Mental and Moral Philosophy and Political Economy

Established: 1970

History: The study of Economics began at UNB as a facet of the study of 'Political Economy'. This subject first appeared in the university's academic calendar in 1863; in that year, honours students in their senior year could study Chambers' Political Economy. In 1872, 'Political Economy' is listed under the regular course of study for 'English Language and Literature and Mental and Moral Philosophy' in the senior year of a Bachelor of Arts for the first time. 'Political Economy' continued under this heading until 1886 when it was elevated to departmental status and formed the Department of 'Mental and Moral Philosophy and Political Economy', but the listing of the ordinary course for a Bachelor of Arts in the calendar shows the course requirements as credits for 'Philosophy' overshadowing the 'Political Economy' section of the department. In this year the study of the 'economics of industry' became part of the mandatory course of study for senior year students and further study could be done at the honours level.

In 1891, 'Political Economy' became listed for the first time in the course requirements for a Bachelor of Arts without being referred to as simply 'Philosophy', even though the two disciplines remained a conjoined department. The Department of 'Mental and Moral Philosophy and Political Economy' continued to give courses in Economics but it was not until 1894 that the sub-headings of 'Political Science' and 'Economics' were recognized within the department. By 1897, Economics specifically was being offered as an elective stream of study listed in the course requirements in the fourth year of a Bachelor of Arts while still remaining under the same department. Even though Economics and Political Science began to be recognized at the individual course level, on a broader scale the two were still difficult to distinguish between. This remained the same as courses considered Political Science one year could be listed as Economics the next. It was not until the 1932-33 academic year that the Department of 'Economics and Politics' was created and each discipline was recognized respectively at the departmental level. That year five Economics courses were offered as electives to students in third and fourth years as well as three courses offered to honours students. The joint department continued until 1970 when a separate department of Economics was formed, and the course offering grew to twenty-three undergraduate Economics classes. By 1980, the course offerings had risen to fifty-five classes and over the subsequent thirty years there were small fluctuations in the numbers but never any notable growth. In the academic year of 2012-2013 the course offering from the department of Economics continued to be fifty-five classes.
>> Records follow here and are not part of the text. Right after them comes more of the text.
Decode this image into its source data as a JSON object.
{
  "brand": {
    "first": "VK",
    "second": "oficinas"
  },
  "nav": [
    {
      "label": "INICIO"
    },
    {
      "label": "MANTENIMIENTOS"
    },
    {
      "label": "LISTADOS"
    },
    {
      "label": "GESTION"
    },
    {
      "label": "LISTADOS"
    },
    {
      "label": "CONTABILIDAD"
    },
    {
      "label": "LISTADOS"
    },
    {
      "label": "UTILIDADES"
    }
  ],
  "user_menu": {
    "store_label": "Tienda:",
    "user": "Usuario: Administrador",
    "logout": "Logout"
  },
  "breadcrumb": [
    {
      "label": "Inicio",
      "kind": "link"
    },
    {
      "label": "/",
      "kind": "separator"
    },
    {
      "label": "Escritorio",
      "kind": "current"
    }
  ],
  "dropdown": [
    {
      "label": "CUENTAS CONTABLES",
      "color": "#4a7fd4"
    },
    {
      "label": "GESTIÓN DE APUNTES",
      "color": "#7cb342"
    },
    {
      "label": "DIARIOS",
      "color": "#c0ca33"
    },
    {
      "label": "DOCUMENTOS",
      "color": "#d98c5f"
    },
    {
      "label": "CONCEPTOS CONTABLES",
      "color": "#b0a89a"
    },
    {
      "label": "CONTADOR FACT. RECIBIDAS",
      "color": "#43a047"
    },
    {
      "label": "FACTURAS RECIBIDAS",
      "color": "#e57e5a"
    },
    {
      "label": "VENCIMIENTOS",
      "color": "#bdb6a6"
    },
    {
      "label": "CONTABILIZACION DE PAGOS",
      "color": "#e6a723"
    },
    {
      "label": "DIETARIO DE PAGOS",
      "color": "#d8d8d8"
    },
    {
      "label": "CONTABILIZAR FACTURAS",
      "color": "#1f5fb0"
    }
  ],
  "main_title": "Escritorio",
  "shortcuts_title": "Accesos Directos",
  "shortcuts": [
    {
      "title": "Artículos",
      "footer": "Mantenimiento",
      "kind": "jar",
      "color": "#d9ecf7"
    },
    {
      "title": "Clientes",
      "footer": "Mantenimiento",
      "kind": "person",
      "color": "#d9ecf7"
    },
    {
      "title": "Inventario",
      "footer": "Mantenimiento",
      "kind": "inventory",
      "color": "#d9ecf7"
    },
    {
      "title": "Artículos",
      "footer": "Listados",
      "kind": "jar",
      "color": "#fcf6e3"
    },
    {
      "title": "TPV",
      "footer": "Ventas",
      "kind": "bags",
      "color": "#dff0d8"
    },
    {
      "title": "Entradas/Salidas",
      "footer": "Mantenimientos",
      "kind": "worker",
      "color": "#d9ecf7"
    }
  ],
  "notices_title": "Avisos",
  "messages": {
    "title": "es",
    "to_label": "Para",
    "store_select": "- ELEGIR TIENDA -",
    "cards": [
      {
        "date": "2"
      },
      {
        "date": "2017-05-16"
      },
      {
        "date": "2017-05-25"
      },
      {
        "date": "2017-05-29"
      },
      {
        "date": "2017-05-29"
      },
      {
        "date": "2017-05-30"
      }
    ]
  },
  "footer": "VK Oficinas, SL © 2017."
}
Physical location: Singer Hall

Faculty: Arts

Notes: The year that a certain department was established can be a subjective figure. For the purpose of this wiki, the year that a department is considered first established is the first year it was listed in the academic calendar as an independent chair with no other affiliation, unless there is documentation to demonstrate otherwise.

Source(s):
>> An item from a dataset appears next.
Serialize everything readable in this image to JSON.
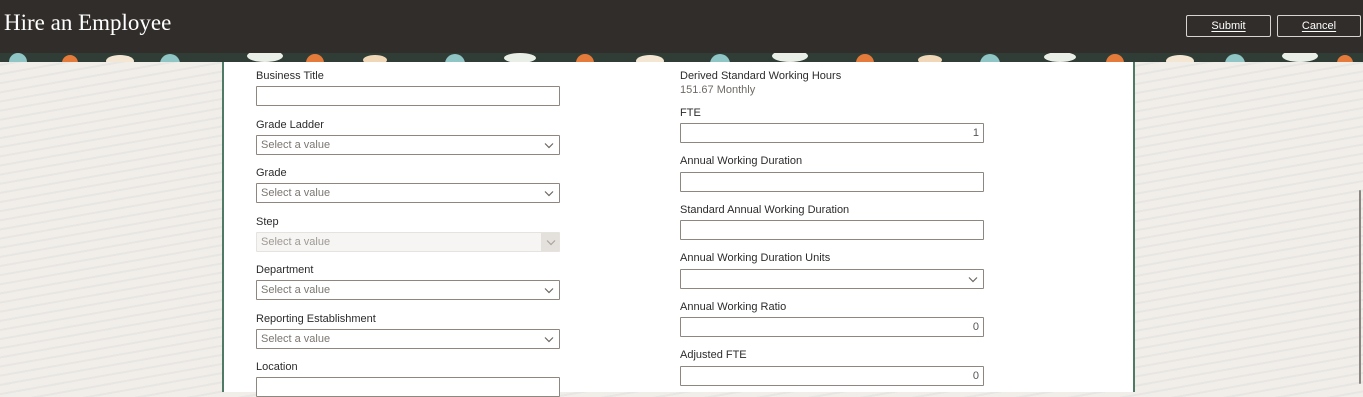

  • UNB Calendars (UA RG 86), 1862, 1863,1872, 1886-1900, 1910, 1920, 1933, 1940, 1945, 1950, 1960, 1970, 1975, 1980, 1990, 2000, 2013.

--TonyGoss 7 March 2013 (ADT)
© UNB Archives & Special Collections, 2014